Clostridium difficile infections: Racing against Resistance
A Flinders University scientist has developed a new antibiotic that has been shown to be very effective in treating Clostridium difficile infections (CDI), a bacterial infection that affects the large intestine. CDI is potentially fatal and is most common in people who have to take antibiotics over an extended period of time and is especially prevalent in the elderly population.
An adjunct research associate at Flinders University and CEO of Boulos & Cooper Pharmaceuticals, Dr. Ramiz Boulos, highlights the risk posed by CDI as a drug-resistant bacteria: “cases of CDI disease are rising and the strains are becoming more lethal. If there is an imbalance in your intestines it can begin to grow and release toxins that attack the lining of the intestines which leads to symptoms," he says.
What’s worse, new strains of C. difficile have sprung up over the past decade, and have led to several serious and severe outbreaks around the world. Hospitals are especially vulnerable to one particular strain that is passed easily from one person to another and has affected many US and European hospitals in recent years.
“It's concerning when you consider CDI is one of the most common infections acquired during hospital visits in the Western hemisphere,” says Boulos, “and the most likely cause of diarrhea for patients and staff in hospitals.”
Ramizol: The Newest Weapon Against Drug-Resistant Bacteria?
In a recent study, a lethal dose of C. Difficile was given to hamsters, who were then given Ramizol to fight off the infection. In a positive turn, a significant number of hamsters were able to fight off the CDI and survived.
Further, a safety study was conducted on rats that showed positive results. In total, 48 rats were given high doses of Ramizol over a 14 day period and that repeated exposure to the drug caused no serious side effects and did not affect the weight of the rats.
“We are pleased with these results for two reasons. Firstly, we were able to give the rats a very high dose without mortalities or side effects. Additionally, there were no changes in mean body weight, weight gain, food consumption or food efficiency for male and female rats attributable to Ramizol," Boulos says.
"We believe Ramizol has the potential to be the standard of care for treating CDI and has the potential to be a blockbuster drug.
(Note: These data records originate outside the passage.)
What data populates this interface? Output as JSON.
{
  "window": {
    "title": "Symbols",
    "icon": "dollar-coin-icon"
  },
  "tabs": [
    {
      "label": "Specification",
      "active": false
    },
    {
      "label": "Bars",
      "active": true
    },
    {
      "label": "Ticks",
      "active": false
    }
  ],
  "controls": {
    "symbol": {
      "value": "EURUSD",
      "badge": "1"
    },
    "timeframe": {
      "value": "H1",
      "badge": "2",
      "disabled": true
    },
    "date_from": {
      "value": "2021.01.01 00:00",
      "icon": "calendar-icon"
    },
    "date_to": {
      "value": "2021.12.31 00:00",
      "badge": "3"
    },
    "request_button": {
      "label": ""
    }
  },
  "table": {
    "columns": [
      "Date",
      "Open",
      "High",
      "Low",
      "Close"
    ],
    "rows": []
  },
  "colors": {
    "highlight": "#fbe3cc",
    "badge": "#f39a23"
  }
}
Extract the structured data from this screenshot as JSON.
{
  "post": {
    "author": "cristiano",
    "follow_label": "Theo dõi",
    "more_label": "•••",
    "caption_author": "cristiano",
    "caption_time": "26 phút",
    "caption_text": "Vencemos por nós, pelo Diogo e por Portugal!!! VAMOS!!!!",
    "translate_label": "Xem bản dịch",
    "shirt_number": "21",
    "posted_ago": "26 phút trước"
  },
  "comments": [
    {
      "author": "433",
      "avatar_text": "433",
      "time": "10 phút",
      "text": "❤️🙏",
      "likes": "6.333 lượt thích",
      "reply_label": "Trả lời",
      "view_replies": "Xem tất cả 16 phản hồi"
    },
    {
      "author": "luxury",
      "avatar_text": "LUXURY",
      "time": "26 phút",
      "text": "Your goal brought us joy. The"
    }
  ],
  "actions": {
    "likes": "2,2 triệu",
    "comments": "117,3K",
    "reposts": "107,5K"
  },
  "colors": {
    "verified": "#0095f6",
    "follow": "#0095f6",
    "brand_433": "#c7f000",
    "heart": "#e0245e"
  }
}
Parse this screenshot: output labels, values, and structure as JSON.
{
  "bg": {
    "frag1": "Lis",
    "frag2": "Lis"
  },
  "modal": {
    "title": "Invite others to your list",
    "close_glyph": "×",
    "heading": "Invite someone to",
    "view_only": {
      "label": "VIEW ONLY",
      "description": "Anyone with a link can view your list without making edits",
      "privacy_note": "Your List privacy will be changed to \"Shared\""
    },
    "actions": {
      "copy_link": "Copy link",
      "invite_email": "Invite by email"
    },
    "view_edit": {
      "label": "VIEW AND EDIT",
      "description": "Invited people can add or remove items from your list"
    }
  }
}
Our research indicates Ramizol is an extremely well-tolerated antibiotic in rats with good microbiology and antioxidant properties," he concluded. "It also has high chemical stability and is scalable because of the low cost of manufacturing, which could make it a viable treatment option.”